What is the Institute and Faculty of Actuaries (IFoA)?
The Institute and Faculty of Actuaries is the professional body of the UK actuarial profession. The aim of the IFoA is to support actuaries throughout their careers so they have the skills, attributes and knowledge appropriate for the evolving needs of the UK financial sector, primarily as risk professionals.
In addition, it has the twin roles of regulating and representing members to the outside world. It achieves this through:
- Education of new entrants who wish to become actuaries and the continuing professional development of existing actuaries.
- Cooperation with government, business, regulators and other professions.
- Innovation through research and debate, to expand the horizons of actuarial knowledge.
- Promotion of the work of actuaries in general (but not of individuals or firms).
- Regulation of members by enforcing adherence with the ethical standards and the technical standards produced by the Board for Actuarial Standards (BAS), an independent body under the Financial Reporting Council (FRC).

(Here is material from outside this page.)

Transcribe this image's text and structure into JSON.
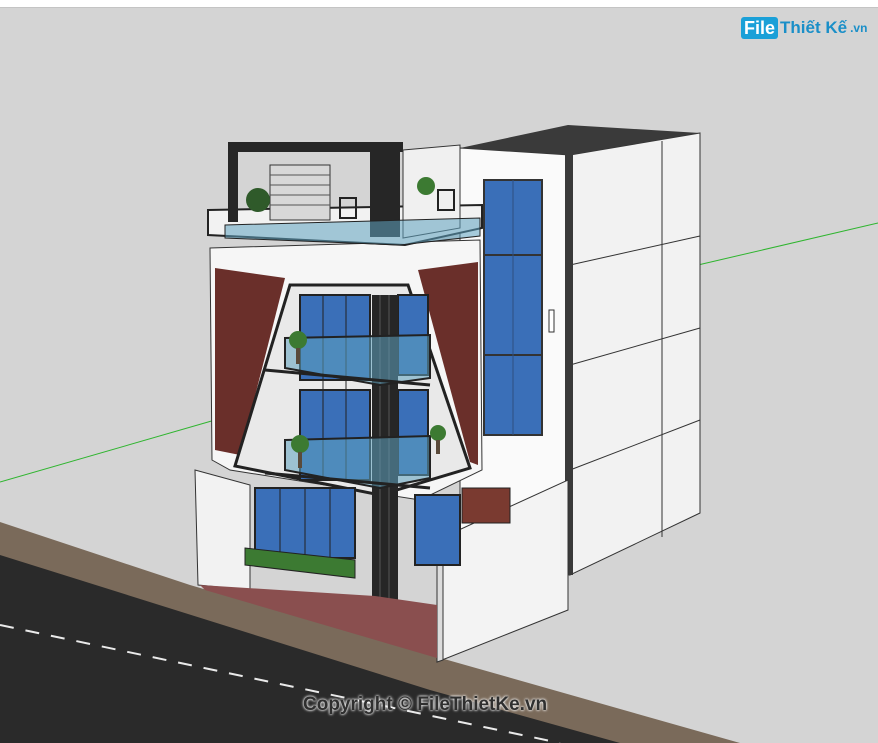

IFoA has a strong tradition of encouraging community and companionship among its members, locally and internationally. There is close cooperation between actuarial societies around the world through mutual recognition agreements with the organisation, enabling qualified actuaries to obtain full membership status in another country. IFoA is governed by a council elected by the membership helping to set its strategic direction.
Members are encouraged to sign up for practice areas and member interest groups, and to volunteer to help with other working parties or committees. It is through this work that they seek to influence government, regulators and thinking in the actuarial profession.
IFoA is the UK’s only chartered professional body dedicated to educating, developing and regulating actuaries based both in the UK and internationally.
IFoA represent and regulate over 28,000 members worldwide for the benefit of the outside world and oversee their education at all stages of qualification and development throughout their careers.
There are a number of different membership classes, as follows:
- Honorary Fellow.
In order to qualify as either an Associate or Fellow, students have to pass examinations, demonstrate satisfactory completion of certain modules and acquire a satisfactory level of work-related experience.
Chartered Enterprise Risk ActuaryQualification (CERA)
With the increasingly complex and changing business environment, organisations are seeking enterprise risk management professionals to join their teams. A new and exciting global risk management qualification, CERA, was launched to develop the skills of those professionals. In order to obtain the CERA qualification students need to pass a subset of the actuarial examinations including a specialist technical subject Enterprise Risk Management (ST9).
Continuing Professional Development
All Fellows and Associates who are in work and are fully regulated by the IFoA are required to demonstrate that they have undertaken appropriate and sufficient Continuing Professional Development (CPD).
The CPD Scheme demonstrates commitment to the protection of the public interest through the provision of sound and appropriate actuarial advice delivered in a professional fashion. It is important for actuaries to be seen to clearly demonstrate that they have maintained their skills through relevant development. It is clear that the development of professionalism is every bit as important as technical skills.
Certified Actuarial Analyst
The Certified Actuarial Analyst is a qualification and membership category from the IFoA, providing an internationally recognised professional qualification, proven technical and professional skills and a gateway to a career in financial services. The qualification takes 2-3 years to complete and you can study and sit exams around the world while continuing to work full-time.
Prospective candidates for the qualification could include:
- Post-A level school leavers.
- Graduates working in financial services who wish to differentiate their skill set.
- Actuarial analysts who want an alternative to the Fellowship route.